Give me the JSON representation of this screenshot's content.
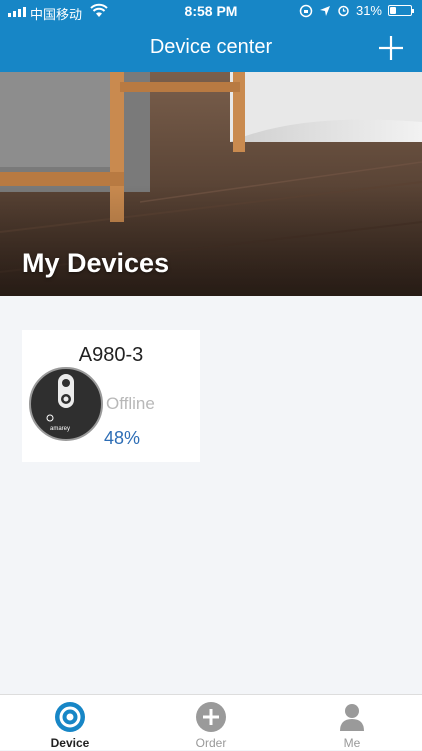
{
  "status_bar": {
    "carrier": "中国移动",
    "time": "8:58 PM",
    "battery_text": "31%",
    "battery_level": 0.31
  },
  "header": {
    "title": "Device center",
    "add_icon": "plus-icon",
    "background_color": "#1786c6"
  },
  "hero": {
    "title": "My Devices"
  },
  "devices": [
    {
      "name": "A980-3",
      "status": "Offline",
      "battery": "48%",
      "brand": "amarey",
      "icon": "robot-vacuum-icon"
    }
  ],
  "tabs": [
    {
      "label": "Device",
      "icon": "device-icon",
      "active": true
    },
    {
      "label": "Order",
      "icon": "order-plus-icon",
      "active": false
    },
    {
      "label": "Me",
      "icon": "person-icon",
      "active": false
    }
  ],
  "colors": {
    "accent": "#1786c6",
    "battery_text": "#2d6db5",
    "offline_text": "#b8b8b8"
  }
}
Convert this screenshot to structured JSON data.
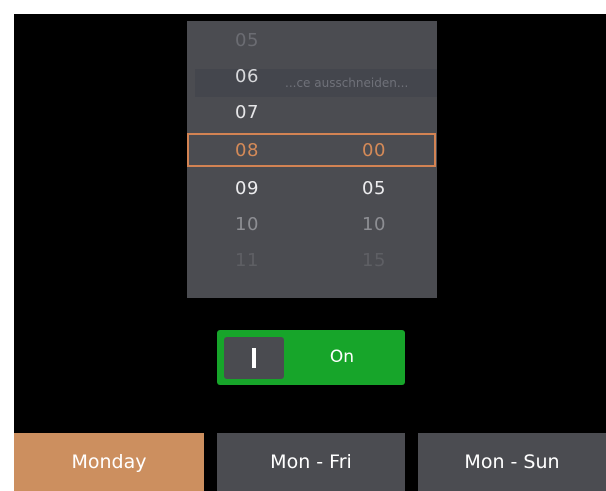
{
  "time_picker": {
    "ghost_text": "...ce ausschneiden...",
    "hours": [
      {
        "label": "05",
        "color": "#6b6c72"
      },
      {
        "label": "06",
        "color": "#d8d9dc"
      },
      {
        "label": "07",
        "color": "#e6e6e8"
      },
      {
        "label": "08",
        "color": "#d48a58"
      },
      {
        "label": "09",
        "color": "#ececee"
      },
      {
        "label": "10",
        "color": "#8d8e93"
      },
      {
        "label": "11",
        "color": "#5e5f64"
      }
    ],
    "minutes": [
      {
        "label": "00",
        "color": "#d48a58"
      },
      {
        "label": "05",
        "color": "#ececee"
      },
      {
        "label": "10",
        "color": "#8d8e93"
      },
      {
        "label": "15",
        "color": "#5e5f64"
      }
    ],
    "selected_hour": "08",
    "selected_minute": "00"
  },
  "toggle": {
    "state_label": "On",
    "on": true,
    "color": "#17a52a"
  },
  "day_buttons": [
    {
      "label": "Monday",
      "selected": true
    },
    {
      "label": "Mon - Fri",
      "selected": false
    },
    {
      "label": "Mon - Sun",
      "selected": false
    }
  ],
  "colors": {
    "accent": "#cc8f5f",
    "panel": "#4b4c51",
    "background": "#000000"
  }
}
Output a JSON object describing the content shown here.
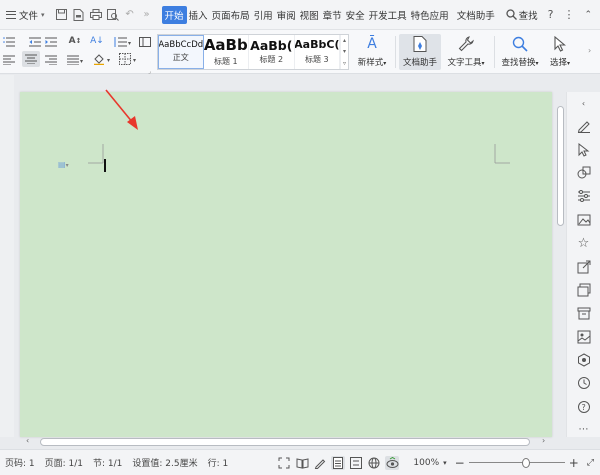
{
  "menubar": {
    "file_label": "文件",
    "tabs": [
      "开始",
      "插入",
      "页面布局",
      "引用",
      "审阅",
      "视图",
      "章节",
      "安全",
      "开发工具",
      "特色应用",
      "文档助手"
    ],
    "active_tab": "开始",
    "search_label": "查找",
    "help_glyph": "?"
  },
  "ribbon": {
    "styles": [
      {
        "sample": "AaBbCcDd",
        "name": "正文"
      },
      {
        "sample": "AaBb",
        "name": "标题 1"
      },
      {
        "sample": "AaBb(",
        "name": "标题 2"
      },
      {
        "sample": "AaBbC(",
        "name": "标题 3"
      }
    ],
    "new_style_label": "新样式",
    "doc_assistant_label": "文档助手",
    "text_tools_label": "文字工具",
    "find_replace_label": "查找替换",
    "select_label": "选择"
  },
  "statusbar": {
    "page_num": "页码: 1",
    "pages": "页面: 1/1",
    "section": "节: 1/1",
    "settings": "设置值: 2.5厘米",
    "row": "行: 1",
    "zoom": "100%",
    "zoom_fraction": 0.6
  },
  "colors": {
    "page_background": "#cee6ca",
    "accent": "#3d7ee0",
    "arrow": "#e8372c"
  }
}
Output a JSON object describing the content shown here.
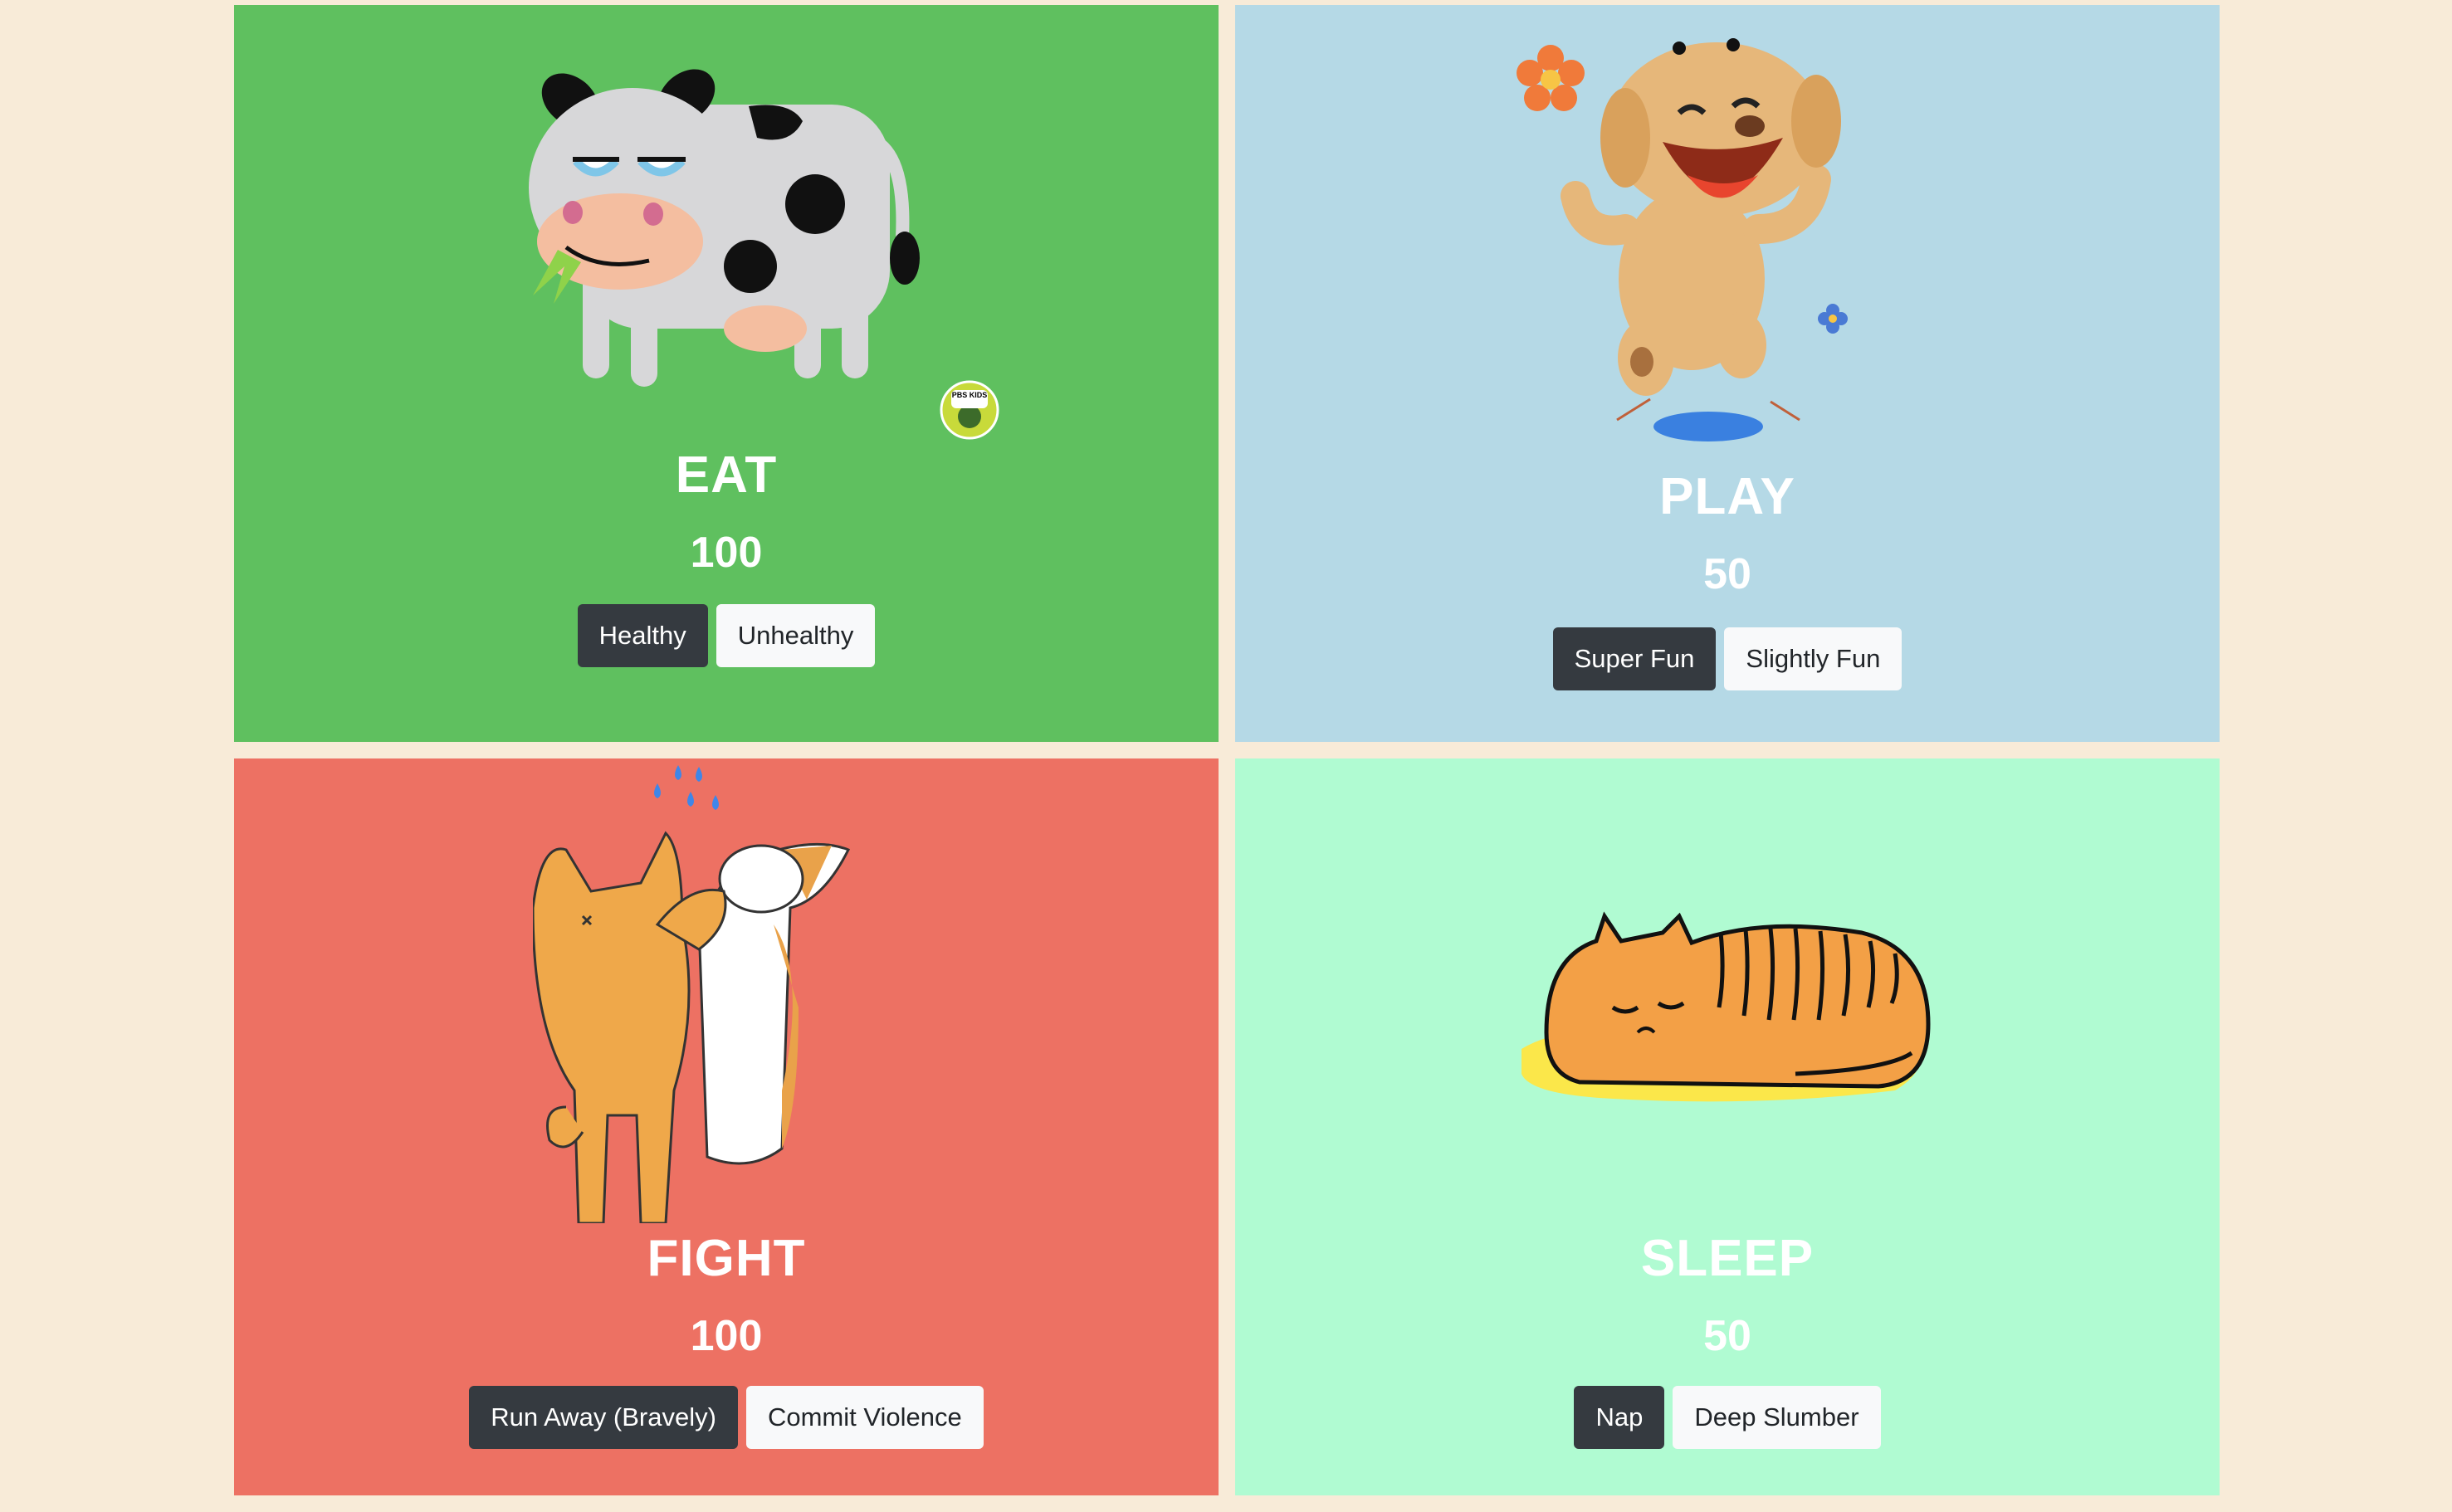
{
  "cards": [
    {
      "title": "EAT",
      "score": "100",
      "buttons": [
        "Healthy",
        "Unhealthy"
      ]
    },
    {
      "title": "PLAY",
      "score": "50",
      "buttons": [
        "Super Fun",
        "Slightly Fun"
      ]
    },
    {
      "title": "FIGHT",
      "score": "100",
      "buttons": [
        "Run Away (Bravely)",
        "Commit Violence"
      ]
    },
    {
      "title": "SLEEP",
      "score": "50",
      "buttons": [
        "Nap",
        "Deep Slumber"
      ]
    }
  ],
  "logo": {
    "text": "PBS KIDS"
  },
  "colors": {
    "page_bg": "#f8ebd8",
    "eat_bg": "#5fc05f",
    "play_bg": "#b5d9e6",
    "fight_bg": "#ed7163",
    "sleep_bg": "#b0fbd2",
    "button_dark": "#353a40",
    "button_light": "#f8f9fa"
  },
  "icons": [
    "cow-illustration",
    "happy-dog-illustration",
    "fighting-dogs-illustration",
    "sleeping-cat-illustration",
    "pbs-kids-logo-icon"
  ]
}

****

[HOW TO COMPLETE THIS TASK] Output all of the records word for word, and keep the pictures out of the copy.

[EXERCISE OUTPUT]
Give me the JSON representation of this screenshot's content.
{
  "status_bar": {
    "carrier": "中国移动",
    "time": "8:58 PM",
    "battery_text": "31%",
    "battery_level": 0.31
  },
  "header": {
    "title": "Device center",
    "add_icon": "plus-icon",
    "background_color": "#1786c6"
  },
  "hero": {
    "title": "My Devices"
  },
  "devices": [
    {
      "name": "A980-3",
      "status": "Offline",
      "battery": "48%",
      "brand": "amarey",
      "icon": "robot-vacuum-icon"
    }
  ],
  "tabs": [
    {
      "label": "Device",
      "icon": "device-icon",
      "active": true
    },
    {
      "label": "Order",
      "icon": "order-plus-icon",
      "active": false
    },
    {
      "label": "Me",
      "icon": "person-icon",
      "active": false
    }
  ],
  "colors": {
    "accent": "#1786c6",
    "battery_text": "#2d6db5",
    "offline_text": "#b8b8b8"
  }
}
Convert this screenshot to structured JSON data.
{
  "time_picker": {
    "ghost_text": "...ce ausschneiden...",
    "hours": [
      {
        "label": "05",
        "color": "#6b6c72"
      },
      {
        "label": "06",
        "color": "#d8d9dc"
      },
      {
        "label": "07",
        "color": "#e6e6e8"
      },
      {
        "label": "08",
        "color": "#d48a58"
      },
      {
        "label": "09",
        "color": "#ececee"
      },
      {
        "label": "10",
        "color": "#8d8e93"
      },
      {
        "label": "11",
        "color": "#5e5f64"
      }
    ],
    "minutes": [
      {
        "label": "00",
        "color": "#d48a58"
      },
      {
        "label": "05",
        "color": "#ececee"
      },
      {
        "label": "10",
        "color": "#8d8e93"
      },
      {
        "label": "15",
        "color": "#5e5f64"
      }
    ],
    "selected_hour": "08",
    "selected_minute": "00"
  },
  "toggle": {
    "state_label": "On",
    "on": true,
    "color": "#17a52a"
  },
  "day_buttons": [
    {
      "label": "Monday",
      "selected": true
    },
    {
      "label": "Mon - Fri",
      "selected": false
    },
    {
      "label": "Mon - Sun",
      "selected": false
    }
  ],
  "colors": {
    "accent": "#cc8f5f",
    "panel": "#4b4c51",
    "background": "#000000"
  }
}
Output a JSON object describing the content shown here.
{
  "menubar": {
    "file_label": "文件",
    "tabs": [
      "开始",
      "插入",
      "页面布局",
      "引用",
      "审阅",
      "视图",
      "章节",
      "安全",
      "开发工具",
      "特色应用",
      "文档助手"
    ],
    "active_tab": "开始",
    "search_label": "查找",
    "help_glyph": "?"
  },
  "ribbon": {
    "styles": [
      {
        "sample": "AaBbCcDd",
        "name": "正文"
      },
      {
        "sample": "AaBb",
        "name": "标题 1"
      },
      {
        "sample": "AaBb(",
        "name": "标题 2"
      },
      {
        "sample": "AaBbC(",
        "name": "标题 3"
      }
    ],
    "new_style_label": "新样式",
    "doc_assistant_label": "文档助手",
    "text_tools_label": "文字工具",
    "find_replace_label": "查找替换",
    "select_label": "选择"
  },
  "statusbar": {
    "page_num": "页码: 1",
    "pages": "页面: 1/1",
    "section": "节: 1/1",
    "settings": "设置值: 2.5厘米",
    "row": "行: 1",
    "zoom": "100%",
    "zoom_fraction": 0.6
  },
  "colors": {
    "page_background": "#cee6ca",
    "accent": "#3d7ee0",
    "arrow": "#e8372c"
  }
}
Output a JSON object describing the content shown here.
{
  "cards": [
    {
      "title": "EAT",
      "score": "100",
      "buttons": [
        "Healthy",
        "Unhealthy"
      ]
    },
    {
      "title": "PLAY",
      "score": "50",
      "buttons": [
        "Super Fun",
        "Slightly Fun"
      ]
    },
    {
      "title": "FIGHT",
      "score": "100",
      "buttons": [
        "Run Away (Bravely)",
        "Commit Violence"
      ]
    },
    {
      "title": "SLEEP",
      "score": "50",
      "buttons": [
        "Nap",
        "Deep Slumber"
      ]
    }
  ],
  "logo": {
    "text": "PBS KIDS"
  },
  "colors": {
    "page_bg": "#f8ebd8",
    "eat_bg": "#5fc05f",
    "play_bg": "#b5d9e6",
    "fight_bg": "#ed7163",
    "sleep_bg": "#b0fbd2",
    "button_dark": "#353a40",
    "button_light": "#f8f9fa"
  },
  "icons": [
    "cow-illustration",
    "happy-dog-illustration",
    "fighting-dogs-illustration",
    "sleeping-cat-illustration",
    "pbs-kids-logo-icon"
  ]
}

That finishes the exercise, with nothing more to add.